> **Task**:
Which lines in the data contain the word "will"? Please copy each of them.

(Material provided)

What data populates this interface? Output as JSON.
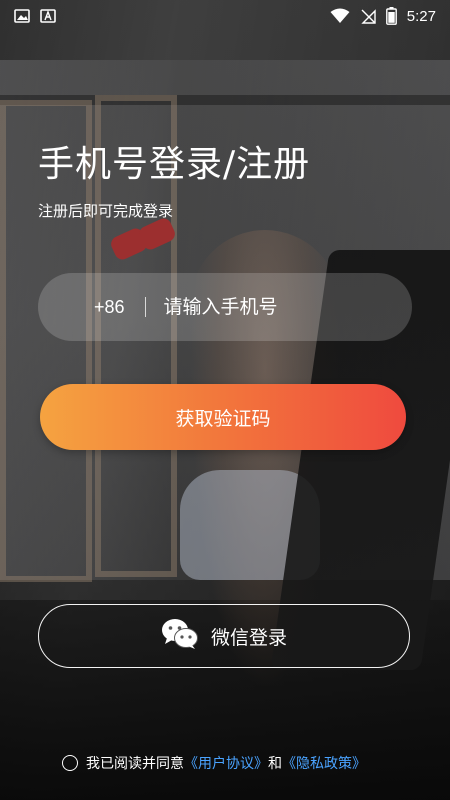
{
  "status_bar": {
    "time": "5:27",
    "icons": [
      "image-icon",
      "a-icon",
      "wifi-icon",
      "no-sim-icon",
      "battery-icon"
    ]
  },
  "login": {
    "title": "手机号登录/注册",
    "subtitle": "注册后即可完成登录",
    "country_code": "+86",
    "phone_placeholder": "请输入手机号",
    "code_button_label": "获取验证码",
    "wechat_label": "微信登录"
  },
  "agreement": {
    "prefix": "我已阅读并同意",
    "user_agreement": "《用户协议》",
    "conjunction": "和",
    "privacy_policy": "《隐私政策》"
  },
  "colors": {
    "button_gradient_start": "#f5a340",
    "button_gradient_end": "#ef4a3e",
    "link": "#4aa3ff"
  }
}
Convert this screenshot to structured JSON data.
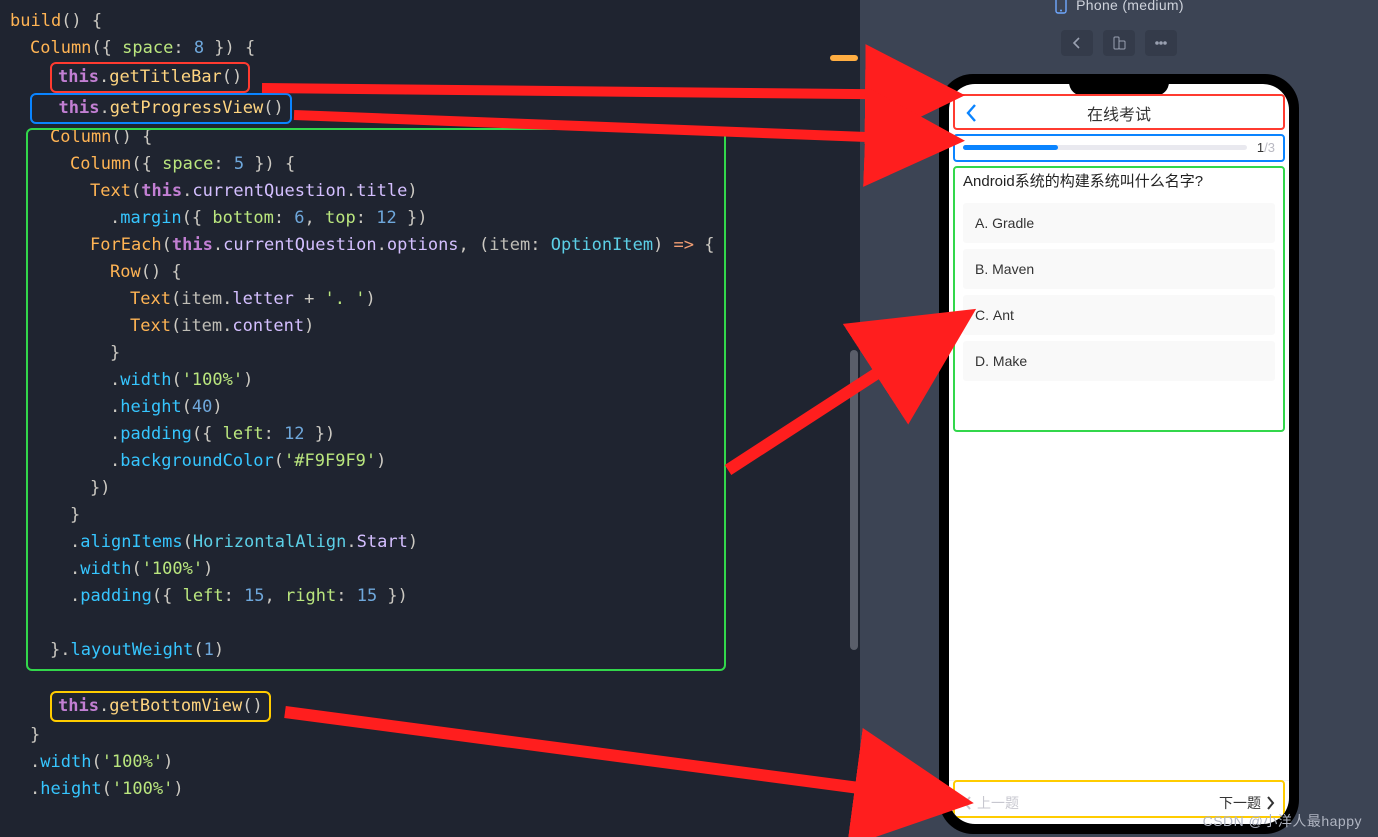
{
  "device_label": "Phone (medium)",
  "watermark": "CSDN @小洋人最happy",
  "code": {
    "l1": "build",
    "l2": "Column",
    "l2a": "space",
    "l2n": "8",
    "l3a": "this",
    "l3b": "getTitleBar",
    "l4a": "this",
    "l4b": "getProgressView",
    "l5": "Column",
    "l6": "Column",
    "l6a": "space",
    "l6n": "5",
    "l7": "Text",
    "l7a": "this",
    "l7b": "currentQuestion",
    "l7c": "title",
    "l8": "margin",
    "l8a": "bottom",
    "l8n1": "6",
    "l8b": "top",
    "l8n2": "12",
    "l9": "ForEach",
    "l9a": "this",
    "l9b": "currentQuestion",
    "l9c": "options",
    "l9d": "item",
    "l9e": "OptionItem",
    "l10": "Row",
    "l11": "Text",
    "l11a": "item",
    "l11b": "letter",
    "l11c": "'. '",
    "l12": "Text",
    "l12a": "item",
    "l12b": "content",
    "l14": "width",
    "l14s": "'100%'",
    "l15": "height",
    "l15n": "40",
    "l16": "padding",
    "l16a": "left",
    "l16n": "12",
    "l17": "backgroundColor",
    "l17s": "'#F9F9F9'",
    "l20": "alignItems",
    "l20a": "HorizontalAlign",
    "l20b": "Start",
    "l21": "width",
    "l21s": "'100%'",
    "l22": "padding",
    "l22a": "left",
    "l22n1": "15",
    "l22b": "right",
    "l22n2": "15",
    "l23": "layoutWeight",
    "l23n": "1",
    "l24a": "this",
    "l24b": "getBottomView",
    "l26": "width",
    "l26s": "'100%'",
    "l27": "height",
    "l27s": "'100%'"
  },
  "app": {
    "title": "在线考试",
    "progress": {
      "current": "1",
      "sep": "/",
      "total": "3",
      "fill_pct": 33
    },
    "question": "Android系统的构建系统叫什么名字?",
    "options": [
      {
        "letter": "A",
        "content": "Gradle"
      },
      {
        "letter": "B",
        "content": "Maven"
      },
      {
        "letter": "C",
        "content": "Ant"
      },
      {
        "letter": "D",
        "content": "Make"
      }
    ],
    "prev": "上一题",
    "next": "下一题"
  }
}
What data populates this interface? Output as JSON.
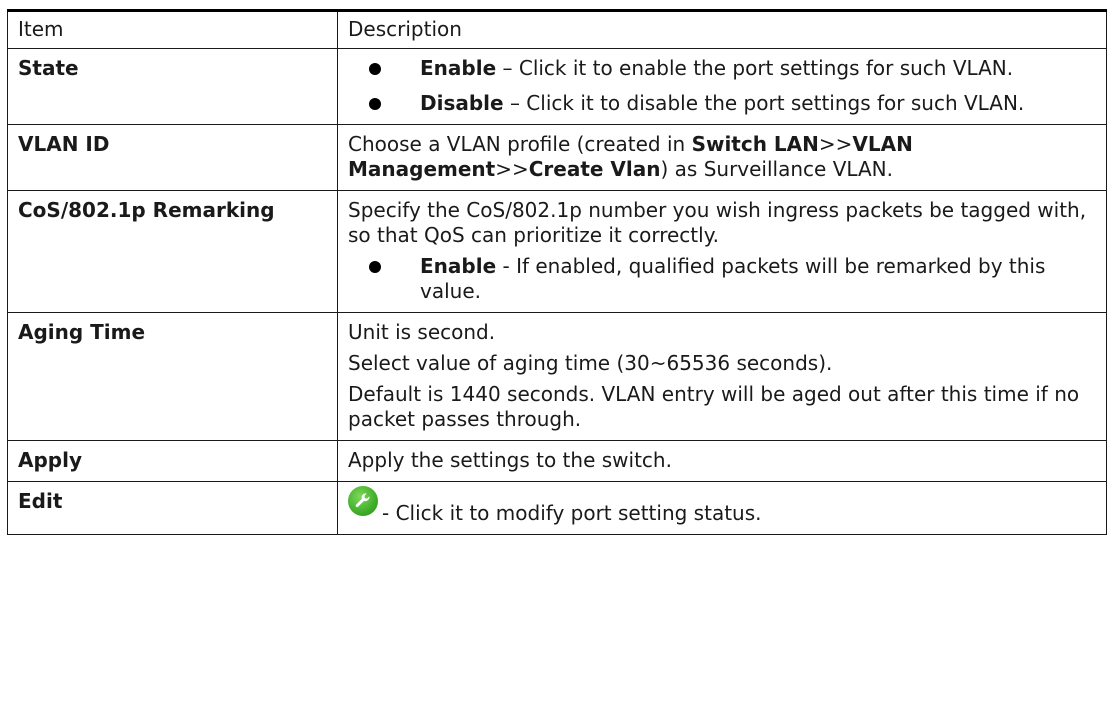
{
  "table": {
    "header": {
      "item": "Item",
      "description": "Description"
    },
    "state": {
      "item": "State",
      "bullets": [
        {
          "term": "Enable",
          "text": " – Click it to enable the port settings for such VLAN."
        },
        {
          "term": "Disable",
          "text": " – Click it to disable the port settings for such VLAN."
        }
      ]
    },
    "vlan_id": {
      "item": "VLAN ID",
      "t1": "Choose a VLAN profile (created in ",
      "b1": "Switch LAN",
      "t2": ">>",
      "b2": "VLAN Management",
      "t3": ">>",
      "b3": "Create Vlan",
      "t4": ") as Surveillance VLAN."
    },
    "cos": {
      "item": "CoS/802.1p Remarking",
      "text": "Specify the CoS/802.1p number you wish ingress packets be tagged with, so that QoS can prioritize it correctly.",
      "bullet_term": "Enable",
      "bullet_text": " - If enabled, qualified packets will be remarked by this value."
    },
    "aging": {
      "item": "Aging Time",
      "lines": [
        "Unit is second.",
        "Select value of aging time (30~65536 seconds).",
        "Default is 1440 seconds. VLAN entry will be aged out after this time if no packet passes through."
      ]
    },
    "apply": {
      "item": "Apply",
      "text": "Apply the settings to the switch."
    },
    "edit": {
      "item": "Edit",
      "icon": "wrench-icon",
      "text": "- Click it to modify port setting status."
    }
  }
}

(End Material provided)

> **Result of this exercise**:
      "bullet_text": " - If enabled, qualified packets will be remarked by this value."
        "Default is 1440 seconds. VLAN entry will be aged out after this time if no packet passes through."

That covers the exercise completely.